On January 10th, 2013, the OpenGov Hub officially launched in Washington, DC. The OpenGov Hub has similarities to incubators and accelerators, in terms of physically housing different organizations in one location, but focuses on scaling open government and building community, as opposed to scaling a startup and building a business. Samantha Power, special assistant to […]
The 2012-2013 influenza season has been a bad one, with flu reaching epidemic levels in the United States.
The Open Government Partnership (OGP) has released statistics on its first 16 months since its historic launch in New York City, collected together in the infographic embedded below. This week, Open government leaders are meeting in Chile to discuss the formal addition of Argentina to the partnership and the national plans that Latin American countries […]
The post-industrial future of journalism is already here. It’s just not evenly distributed yet. The same trends changing journalism and society have the potential to create significant social change throughout the African continent, as states moves from conditions of information scarcity to abundance. That reality was clear on my recent trip to Africa, where I […]
Social media was a bigger part of the election season of 2012 than ever before, from the enormous volume of Facebook updates and tweets to memes during the Presidential debates to public awareness of what the campaigns were doing there in popular culture.
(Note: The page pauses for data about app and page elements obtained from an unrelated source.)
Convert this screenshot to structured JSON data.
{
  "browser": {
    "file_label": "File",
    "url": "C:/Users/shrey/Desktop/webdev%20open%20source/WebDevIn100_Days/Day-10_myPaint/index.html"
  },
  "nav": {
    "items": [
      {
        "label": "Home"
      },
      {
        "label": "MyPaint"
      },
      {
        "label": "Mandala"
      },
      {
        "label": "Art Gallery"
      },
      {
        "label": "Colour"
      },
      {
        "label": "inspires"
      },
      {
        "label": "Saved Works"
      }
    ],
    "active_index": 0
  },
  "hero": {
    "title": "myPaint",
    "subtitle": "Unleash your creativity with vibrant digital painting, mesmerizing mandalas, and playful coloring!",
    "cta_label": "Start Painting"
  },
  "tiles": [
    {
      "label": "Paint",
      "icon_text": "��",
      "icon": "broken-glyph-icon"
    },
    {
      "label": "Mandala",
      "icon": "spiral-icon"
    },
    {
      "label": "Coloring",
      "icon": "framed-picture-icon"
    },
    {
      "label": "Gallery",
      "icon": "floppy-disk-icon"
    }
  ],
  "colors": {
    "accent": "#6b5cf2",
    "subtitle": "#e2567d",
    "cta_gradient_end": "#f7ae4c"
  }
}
Facebook may even have booted President Obama’s vote tally.
Pollwatch, a mobile application that enabled crowdsourced poll monitoring, has launched a final version at pollwatch.us, just in time for Election Day 2012. The initial iteration of the app was conceived, developed and demonstrated at the hackathon at the 2012 Personal Democracy Forum in New York City.